---- GIVEN DATA
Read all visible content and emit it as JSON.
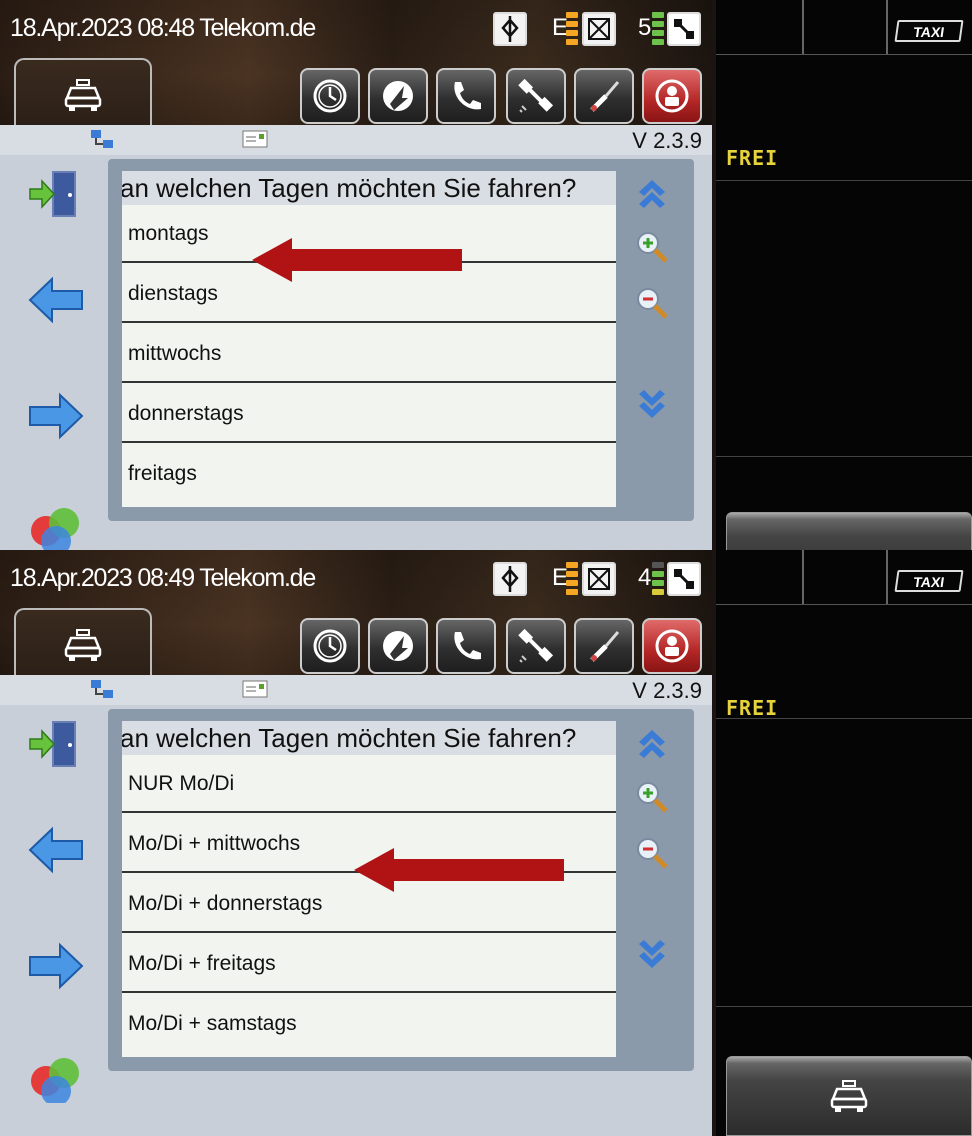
{
  "screens": [
    {
      "status": {
        "datetime": "18.Apr.2023 08:48",
        "network": "Telekom.de",
        "e_label": "E",
        "sat_count": "5"
      },
      "content": {
        "version": "V 2.3.9",
        "question": "an welchen Tagen möchten Sie fahren?",
        "items": [
          "montags",
          "dienstags",
          "mittwochs",
          "donnerstags",
          "freitags"
        ],
        "highlighted_index": 0
      },
      "meter": {
        "taxi_label": "TAXI",
        "status": "FREI"
      }
    },
    {
      "status": {
        "datetime": "18.Apr.2023 08:49",
        "network": "Telekom.de",
        "e_label": "E",
        "sat_count": "4"
      },
      "content": {
        "version": "V 2.3.9",
        "question": "an welchen Tagen möchten Sie fahren?",
        "items": [
          "NUR Mo/Di",
          "Mo/Di + mittwochs",
          "Mo/Di + donnerstags",
          "Mo/Di + freitags",
          "Mo/Di + samstags"
        ],
        "highlighted_index": 1
      },
      "meter": {
        "taxi_label": "TAXI",
        "status": "FREI"
      }
    }
  ],
  "icons": {
    "taxi_tab": "taxi-icon",
    "toolbar": [
      "clock-icon",
      "speed-icon",
      "phone-icon",
      "satellite-icon",
      "tools-icon",
      "driver-icon"
    ],
    "side": [
      "exit-door-icon",
      "arrow-left-icon",
      "arrow-right-icon",
      "color-circles-icon"
    ],
    "scroll": [
      "scroll-up-icon",
      "zoom-in-icon",
      "zoom-out-icon",
      "scroll-down-icon"
    ]
  },
  "colors": {
    "frei": "#e6d23a",
    "highlight_arrow": "#b11214",
    "list_frame": "#8a9aab",
    "content_bg": "#c8cfd8"
  }
}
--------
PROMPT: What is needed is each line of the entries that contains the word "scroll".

EXERCISE RESULT:
    "scroll": [
      "scroll-up-icon",
      "scroll-down-icon"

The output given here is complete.